Specialty tasters for foundation doctors

Definition of a taster

A taster is a period of time, up to five days, spent in a specialty in which the foundation doctor (FD) has not previously worked. Its purpose is to enable the development of insight into the work and ‘lifestyle’ of the specialty and promote careers reflection.  

Tasters are available for both F1 and F2s.

“Deaneries/Foundation Schools should make a greater effort to meet one of the important purposes of the Programme – to ensure that trainees experience many different specialties – by maximising and simplifying access to tasters.” Foundation for Excellence (Collins Report) 2010


One of the original aims of the Foundation Programme was to ensure that doctors have access to a wider range of specialties in a variety of care settings prior to selecting a career path. This is reflected in FPC13 of the 2021 Foundation Curriculum (‘Understanding Medicine’). Currently, most FDs who go directly into specialty training are exposed to four or, at most, five specialties before they apply. Short “tasters” in other specialties help to address this.

There is evidence that any experience in a specialty, however brief, can be influential in a career choice. These experiences may confirm that a particular choice is appropriate or the FD may learn through this experience that the specialty is not what they had expected and exclude it as a future career choice. 

There are 61 CCTs which are formally recognised in the UK, as well as a further 40 or so sub-specialties.

Tasters must not be used simply to accrue time, competences or procedures in a specialty with a view to furthering applications.

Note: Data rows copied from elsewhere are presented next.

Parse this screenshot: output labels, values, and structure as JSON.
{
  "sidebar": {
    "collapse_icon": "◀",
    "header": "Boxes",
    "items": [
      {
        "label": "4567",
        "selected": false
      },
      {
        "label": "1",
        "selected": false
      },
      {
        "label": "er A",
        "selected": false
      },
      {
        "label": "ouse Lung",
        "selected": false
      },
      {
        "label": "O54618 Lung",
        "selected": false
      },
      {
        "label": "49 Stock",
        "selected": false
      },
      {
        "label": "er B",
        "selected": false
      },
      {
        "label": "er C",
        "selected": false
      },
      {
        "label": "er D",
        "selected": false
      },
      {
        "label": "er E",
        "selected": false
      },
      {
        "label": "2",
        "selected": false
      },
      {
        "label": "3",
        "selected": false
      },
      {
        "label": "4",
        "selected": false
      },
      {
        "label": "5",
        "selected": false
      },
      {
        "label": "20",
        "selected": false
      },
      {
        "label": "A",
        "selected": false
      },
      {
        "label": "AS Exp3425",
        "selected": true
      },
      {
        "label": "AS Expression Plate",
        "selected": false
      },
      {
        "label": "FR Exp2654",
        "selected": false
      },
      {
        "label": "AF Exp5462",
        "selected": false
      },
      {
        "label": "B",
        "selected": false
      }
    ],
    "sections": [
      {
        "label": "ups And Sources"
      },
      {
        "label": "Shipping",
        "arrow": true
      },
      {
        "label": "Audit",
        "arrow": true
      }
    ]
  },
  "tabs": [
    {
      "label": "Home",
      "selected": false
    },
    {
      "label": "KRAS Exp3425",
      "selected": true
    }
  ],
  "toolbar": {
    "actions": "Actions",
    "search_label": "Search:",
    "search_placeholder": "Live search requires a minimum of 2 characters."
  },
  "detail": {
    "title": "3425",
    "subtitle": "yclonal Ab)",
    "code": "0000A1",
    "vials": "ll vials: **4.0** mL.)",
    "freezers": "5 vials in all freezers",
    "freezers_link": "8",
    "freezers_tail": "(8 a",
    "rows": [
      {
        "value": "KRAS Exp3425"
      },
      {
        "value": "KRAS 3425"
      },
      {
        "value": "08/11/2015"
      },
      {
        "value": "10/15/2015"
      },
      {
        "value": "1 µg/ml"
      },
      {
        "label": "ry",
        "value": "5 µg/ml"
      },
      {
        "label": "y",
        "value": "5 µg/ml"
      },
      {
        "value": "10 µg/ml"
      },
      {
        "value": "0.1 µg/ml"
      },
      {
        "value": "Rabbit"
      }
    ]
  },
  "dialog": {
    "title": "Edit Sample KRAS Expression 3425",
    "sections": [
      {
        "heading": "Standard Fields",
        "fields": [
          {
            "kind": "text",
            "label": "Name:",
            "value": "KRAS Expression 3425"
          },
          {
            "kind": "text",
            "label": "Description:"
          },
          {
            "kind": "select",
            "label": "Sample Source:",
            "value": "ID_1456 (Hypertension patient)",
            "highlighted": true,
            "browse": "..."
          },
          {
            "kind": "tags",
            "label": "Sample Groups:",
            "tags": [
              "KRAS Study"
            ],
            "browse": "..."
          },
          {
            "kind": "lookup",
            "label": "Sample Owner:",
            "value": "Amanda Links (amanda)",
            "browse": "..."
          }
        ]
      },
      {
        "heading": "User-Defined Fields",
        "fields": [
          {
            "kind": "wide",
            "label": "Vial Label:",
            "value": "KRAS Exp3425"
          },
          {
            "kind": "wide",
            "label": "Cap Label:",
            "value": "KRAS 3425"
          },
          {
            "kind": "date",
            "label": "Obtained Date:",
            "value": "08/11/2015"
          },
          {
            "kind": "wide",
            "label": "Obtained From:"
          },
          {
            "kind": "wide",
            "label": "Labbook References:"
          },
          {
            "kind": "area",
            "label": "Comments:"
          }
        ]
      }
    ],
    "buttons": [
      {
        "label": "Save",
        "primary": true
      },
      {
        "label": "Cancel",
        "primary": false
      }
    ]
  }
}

Adapted by Tony Choules (Advisor to UKFPO) Nov 2023 from “Guidance on Specialty Tasters for Foundation Trainees” by Melanie Jones March 2021